It is remarkable that Sabin’s career, and her attainments, did not stop after she retired from the Johns Hopkins Hospital; on the contrary, as the book showed, she continued to produce similarly illustrious work after retirement. For example, the book described her work on tuberculosis at the Rockefeller Institute of Medical Research where it said she established a research legacy of carefully applying the scientific method, and of strictly reporting her findings ‘even when she thought they might be inaccurate’. The author pointed out that this research ‘did not lead directly to a cure of tuberculosis’, but she nevertheless maintained that it ‘did contribute to a better understanding of how the tubercle bacillus…develops and progresses’ (pages 51-54).
Perhaps the most far-reaching of Sabin’s achievements was the public health role she took on in Colorado, a feat made the more striking as she was in her old age at the time. The author explored how this work, as the head of a subcommittee on health, far removed from the familiar laboratory and deep in the sphere of politics, demonstrated her wide range of skills and her ability to adapt to different circumstances. The author described how Sabin approached her remit of evaluating the state’s outdated health laws by bringing to the task ‘skills she had developed during forty years of teaching and research‘, and ‘her experience in organizing people into an effective working group‘. The book painted a picture of Sabin, still full of energy and passion, as she carried out a scientific survey to map out the problems; tackled the issues of unhealthy foods and water; and implemented an essential tuberculosis screening programme. Her crowning glory however was the legislation she pushed froward to enforce her public health measures, something she did by travelling all round the state ‘giving speeches to hundreds in small towns’ (pages 10-13 and 60-62).
This is an inspiring biography of a doctor who broke the mould in very remarkable ways to establish the credibility of female doctors as leaders in research and public health. An inspiration for generations of those who followed her, the marks she left are reflected in her numerous awards and her being the first woman to preside over a leading academic department and professional body. The author’s laudatory but non-fawning approach is refreshing for a biography, and the prose is simple and direct.
This book is well-written and focused, and by applying simple prose and a focused narrative style, it brings to the fore the life of a remarkable female doctor. The author describes a woman whose understated nature belies her enormous contributions. This book has successfully established Sabin’s primacy in the works she did, and I recommend it to all doctors.

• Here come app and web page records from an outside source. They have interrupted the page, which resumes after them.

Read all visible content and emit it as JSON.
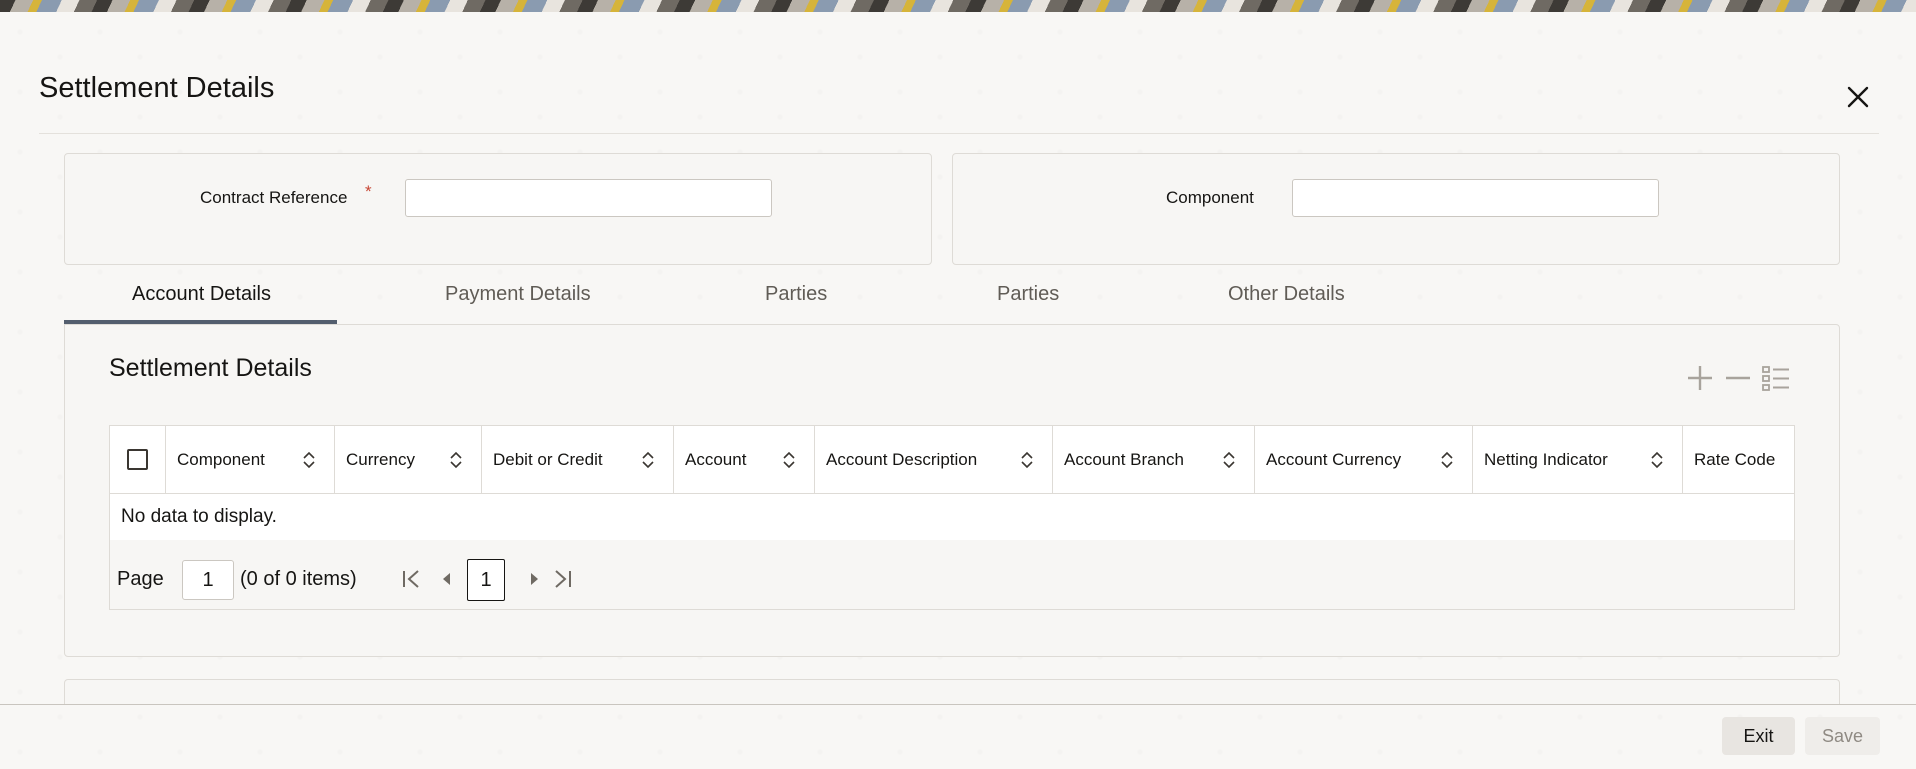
{
  "dialog": {
    "title": "Settlement Details"
  },
  "header_fields": {
    "contract_reference_label": "Contract Reference",
    "required_marker": "*",
    "component_label": "Component"
  },
  "tabs": [
    {
      "label": "Account Details",
      "active": true
    },
    {
      "label": "Payment Details",
      "active": false
    },
    {
      "label": "Parties",
      "active": false
    },
    {
      "label": "Parties",
      "active": false
    },
    {
      "label": "Other Details",
      "active": false
    }
  ],
  "section": {
    "title": "Settlement Details"
  },
  "grid": {
    "columns": [
      "Component",
      "Currency",
      "Debit or Credit",
      "Account",
      "Account Description",
      "Account Branch",
      "Account Currency",
      "Netting Indicator",
      "Rate Code"
    ],
    "empty_message": "No data to display."
  },
  "pager": {
    "page_label": "Page",
    "page_value": "1",
    "items_text": "(0 of 0 items)",
    "current_page": "1"
  },
  "footer": {
    "exit_label": "Exit",
    "save_label": "Save"
  },
  "colors": {
    "accent": "#535e6e",
    "required": "#c74634"
  },
  "icons": [
    "close-icon",
    "add-icon",
    "remove-icon",
    "list-icon",
    "sort-icon",
    "first-page-icon",
    "previous-page-icon",
    "next-page-icon",
    "last-page-icon"
  ]
}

Publisher, Place, Year: Twenty-first Century Books, New York, 1993
Number of chapters: 8
Number of pages: 80
Star rating: 4